- WORK TO COMPLETE: Show each line of the records below where the word "Auto" occurs.

- DATA UNDER STUDY:
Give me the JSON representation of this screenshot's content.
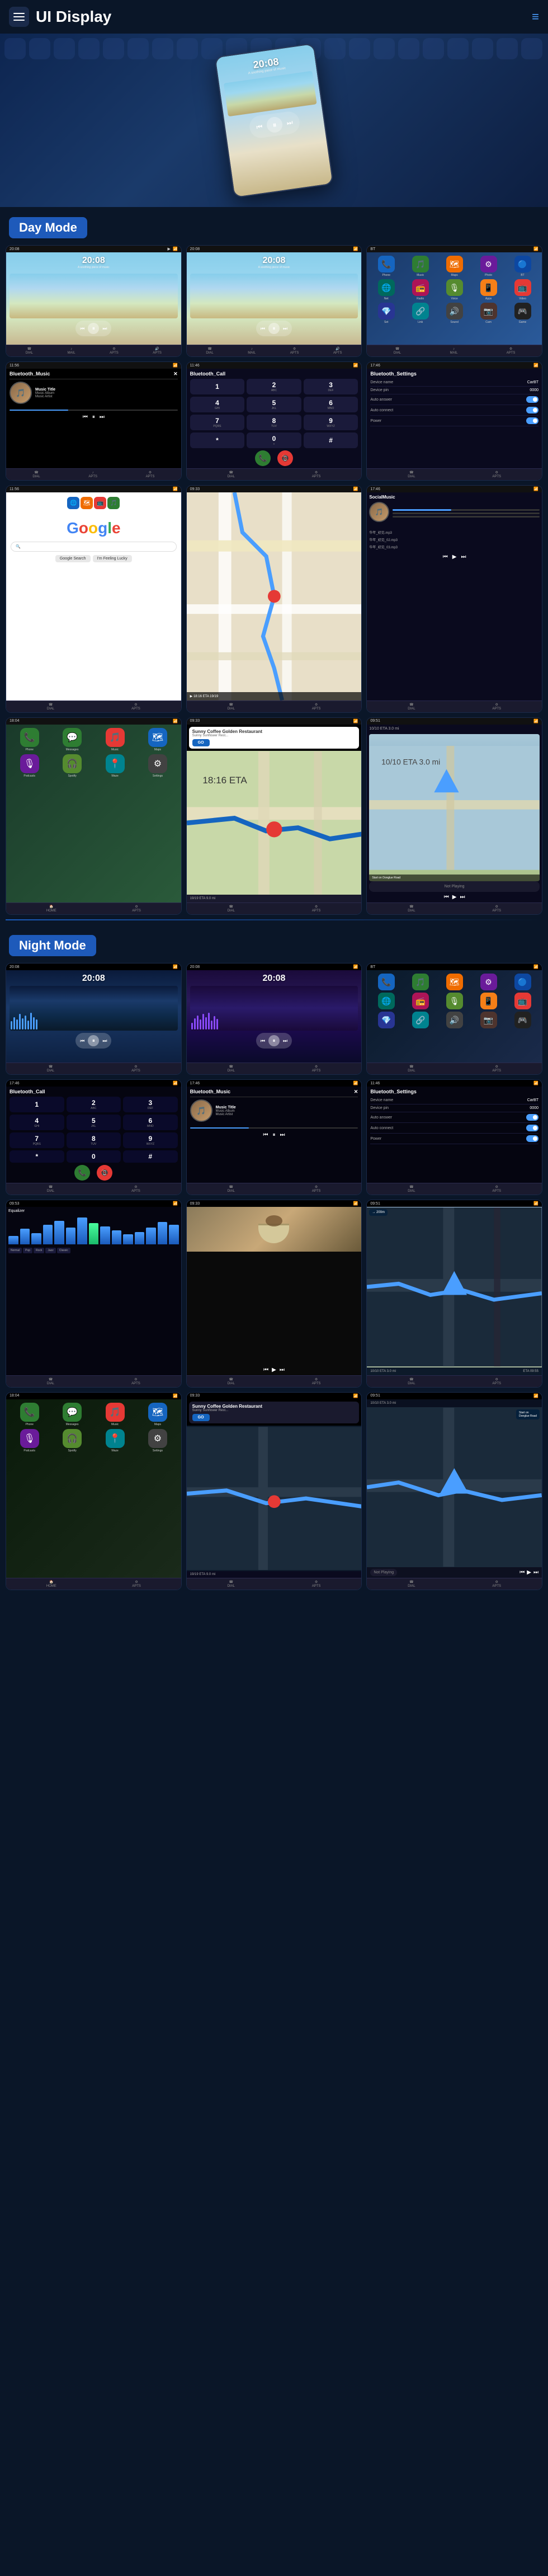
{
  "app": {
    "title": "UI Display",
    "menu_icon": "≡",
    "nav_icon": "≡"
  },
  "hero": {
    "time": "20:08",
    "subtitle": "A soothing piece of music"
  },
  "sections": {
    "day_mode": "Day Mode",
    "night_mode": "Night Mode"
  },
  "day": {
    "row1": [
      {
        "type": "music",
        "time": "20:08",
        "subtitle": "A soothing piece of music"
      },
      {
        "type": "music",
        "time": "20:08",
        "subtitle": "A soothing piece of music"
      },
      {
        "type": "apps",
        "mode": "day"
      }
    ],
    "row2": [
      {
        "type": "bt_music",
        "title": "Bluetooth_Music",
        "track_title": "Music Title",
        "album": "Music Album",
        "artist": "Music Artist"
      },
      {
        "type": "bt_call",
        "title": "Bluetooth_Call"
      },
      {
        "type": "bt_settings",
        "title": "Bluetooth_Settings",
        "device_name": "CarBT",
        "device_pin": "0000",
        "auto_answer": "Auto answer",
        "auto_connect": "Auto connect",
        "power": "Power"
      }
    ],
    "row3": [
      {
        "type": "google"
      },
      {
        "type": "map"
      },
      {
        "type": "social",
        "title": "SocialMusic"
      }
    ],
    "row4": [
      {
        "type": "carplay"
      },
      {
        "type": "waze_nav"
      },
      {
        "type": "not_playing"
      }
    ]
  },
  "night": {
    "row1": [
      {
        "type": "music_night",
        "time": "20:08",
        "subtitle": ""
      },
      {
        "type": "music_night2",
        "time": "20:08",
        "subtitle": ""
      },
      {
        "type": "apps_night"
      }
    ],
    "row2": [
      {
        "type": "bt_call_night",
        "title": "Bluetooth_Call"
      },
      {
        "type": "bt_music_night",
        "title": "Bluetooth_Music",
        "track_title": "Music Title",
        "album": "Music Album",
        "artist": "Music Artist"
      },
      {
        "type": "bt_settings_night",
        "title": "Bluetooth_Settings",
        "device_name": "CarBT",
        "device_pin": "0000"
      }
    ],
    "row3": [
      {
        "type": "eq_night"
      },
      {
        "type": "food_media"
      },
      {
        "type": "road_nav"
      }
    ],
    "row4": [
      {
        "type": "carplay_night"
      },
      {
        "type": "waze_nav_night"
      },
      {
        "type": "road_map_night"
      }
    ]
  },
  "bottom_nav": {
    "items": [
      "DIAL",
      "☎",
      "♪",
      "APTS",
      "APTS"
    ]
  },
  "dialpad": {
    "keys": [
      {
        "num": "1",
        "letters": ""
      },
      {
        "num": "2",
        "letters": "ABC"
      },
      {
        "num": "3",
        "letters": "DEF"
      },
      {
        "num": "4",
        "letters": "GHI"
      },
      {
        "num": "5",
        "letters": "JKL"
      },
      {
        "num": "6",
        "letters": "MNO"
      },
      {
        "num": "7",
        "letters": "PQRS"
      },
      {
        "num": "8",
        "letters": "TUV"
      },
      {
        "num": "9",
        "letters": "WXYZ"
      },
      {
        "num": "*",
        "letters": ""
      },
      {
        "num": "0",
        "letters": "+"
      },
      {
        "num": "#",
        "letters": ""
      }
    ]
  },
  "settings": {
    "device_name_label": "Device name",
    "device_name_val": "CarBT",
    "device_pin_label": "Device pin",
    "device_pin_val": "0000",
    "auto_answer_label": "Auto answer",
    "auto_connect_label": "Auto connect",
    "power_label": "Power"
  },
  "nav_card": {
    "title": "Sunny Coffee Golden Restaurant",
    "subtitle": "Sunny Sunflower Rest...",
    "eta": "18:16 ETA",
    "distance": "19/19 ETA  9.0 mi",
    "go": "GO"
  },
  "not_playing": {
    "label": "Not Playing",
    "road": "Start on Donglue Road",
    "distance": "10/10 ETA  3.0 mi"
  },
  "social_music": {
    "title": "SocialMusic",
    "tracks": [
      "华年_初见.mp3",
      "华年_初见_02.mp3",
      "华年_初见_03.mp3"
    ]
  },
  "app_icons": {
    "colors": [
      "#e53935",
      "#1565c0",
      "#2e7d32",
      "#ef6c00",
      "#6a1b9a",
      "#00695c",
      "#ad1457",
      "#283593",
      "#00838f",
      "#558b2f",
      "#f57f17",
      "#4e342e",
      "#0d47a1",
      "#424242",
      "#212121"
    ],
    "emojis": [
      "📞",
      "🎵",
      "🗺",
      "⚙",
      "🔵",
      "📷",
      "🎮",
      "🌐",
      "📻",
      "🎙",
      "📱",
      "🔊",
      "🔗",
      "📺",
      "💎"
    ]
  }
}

- RESULT OF THIS TASK:
        "auto_answer": "Auto answer",
        "auto_connect": "Auto connect",
    "auto_answer_label": "Auto answer",
    "auto_connect_label": "Auto connect",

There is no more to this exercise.